As a leader, you may be more comfortable being the boss of other people, but when was the last time you did a performance appraisal on yourself?

With the world moving at such a fast pace, today's leaders need to be able to keep up. Here are six hard questions you need to ask yourself to ensure you’re still doing what is best for you, your company and its people.

1. Are you hearing but not listening? It can be difficult to sieve through the clutter of conversations. In between board meetings, catch-ups with line managers and informal chats to keep your finger on the pulse, a leader is constantly overwhelmed by conversation.

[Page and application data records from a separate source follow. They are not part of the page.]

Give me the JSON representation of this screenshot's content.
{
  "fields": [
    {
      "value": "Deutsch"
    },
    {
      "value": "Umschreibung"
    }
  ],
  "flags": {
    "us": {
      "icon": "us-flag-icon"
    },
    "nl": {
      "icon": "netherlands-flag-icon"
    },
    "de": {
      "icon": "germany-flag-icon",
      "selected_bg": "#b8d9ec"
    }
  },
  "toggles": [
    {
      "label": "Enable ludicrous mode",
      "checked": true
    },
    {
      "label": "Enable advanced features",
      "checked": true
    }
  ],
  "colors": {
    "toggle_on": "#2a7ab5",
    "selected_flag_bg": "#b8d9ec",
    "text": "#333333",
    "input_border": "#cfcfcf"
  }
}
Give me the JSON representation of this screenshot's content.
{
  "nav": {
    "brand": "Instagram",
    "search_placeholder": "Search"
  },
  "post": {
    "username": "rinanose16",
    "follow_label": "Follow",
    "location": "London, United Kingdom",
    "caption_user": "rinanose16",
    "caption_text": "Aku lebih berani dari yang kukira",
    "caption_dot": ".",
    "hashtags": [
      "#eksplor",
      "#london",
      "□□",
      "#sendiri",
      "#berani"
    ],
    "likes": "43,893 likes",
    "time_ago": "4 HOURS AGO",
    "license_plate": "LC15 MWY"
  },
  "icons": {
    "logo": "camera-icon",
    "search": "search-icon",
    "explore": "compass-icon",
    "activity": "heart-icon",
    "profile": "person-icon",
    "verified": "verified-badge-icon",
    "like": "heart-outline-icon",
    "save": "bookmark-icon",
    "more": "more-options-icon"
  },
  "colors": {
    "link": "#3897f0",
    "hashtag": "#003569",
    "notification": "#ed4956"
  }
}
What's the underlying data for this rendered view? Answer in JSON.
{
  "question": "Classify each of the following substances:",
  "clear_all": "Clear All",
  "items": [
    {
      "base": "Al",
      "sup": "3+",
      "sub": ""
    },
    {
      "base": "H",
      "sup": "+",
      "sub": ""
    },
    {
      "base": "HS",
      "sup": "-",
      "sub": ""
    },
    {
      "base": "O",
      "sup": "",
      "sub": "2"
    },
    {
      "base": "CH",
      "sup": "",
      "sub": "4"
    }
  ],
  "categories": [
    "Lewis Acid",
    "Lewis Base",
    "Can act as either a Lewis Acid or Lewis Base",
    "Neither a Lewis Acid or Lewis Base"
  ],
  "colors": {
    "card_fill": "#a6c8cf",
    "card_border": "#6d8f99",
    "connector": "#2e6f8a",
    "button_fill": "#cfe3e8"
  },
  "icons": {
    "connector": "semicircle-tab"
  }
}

However, it’s important to remember you can only get the best out of these conversations by truly listening.

Pay attention to what the other party is saying, regardless of whether it is important or not, not immediately relevant, or something you may not agree with it. Keeping an open mind and allowing yourself to see things from another perspective may help you see a problem or opportunity different point of view.

2. Are you learning from your mistakes? Everyone messes up once in a while – including leaders who think they’ve got it all figured out. As we’ve mentioned before, there is no harm in making mistakes at work as long as you’re taking away a valuable lesson.

A mistake made by a leader may be more detrimental than one made by someone further down the organisational chart – which makes it even more important that you’re able to turn it into a learning moment for yourself and your team.

3. Are you being a good mentor? Knowledge is power, but holding onto information as a leverage to stay ahead may not be the best move.

As a leader, your role is more than just directing the company, it’s also about making sure you’ll leave the organisation in a better state than you found it.

4. Are you willing to do the work you’re delegating? Just because you’re in a position of power doesn’t make you too good to get your hands dirty. Not everyone is a hands-on leader, but if your staff know you will work at the grassroots with them when the going gets tough, loyalty and trust will become a non-issue.

5. Have certain teams or people run their course? It can be very difficult to admit a division or employee within the company is no longer a valuable asset, but making that call will free the organisation from dead weight.

Have conversations with your managers to find out if certain roles can be reassigned, freeing up valuable resources.

6. Is your time being spent in the best way possible? One of the luxuries of being a leader is the ability to dictate how you spend your time. However, making sure you are delegating and managing your time well can be tricky. Take time every week to reflect on how you can better match your time to your priorities.

Once you’ve figured that out, don’t be afraid to turn down meetings or spend time on tasks that may push you closer to your professional and personal goals.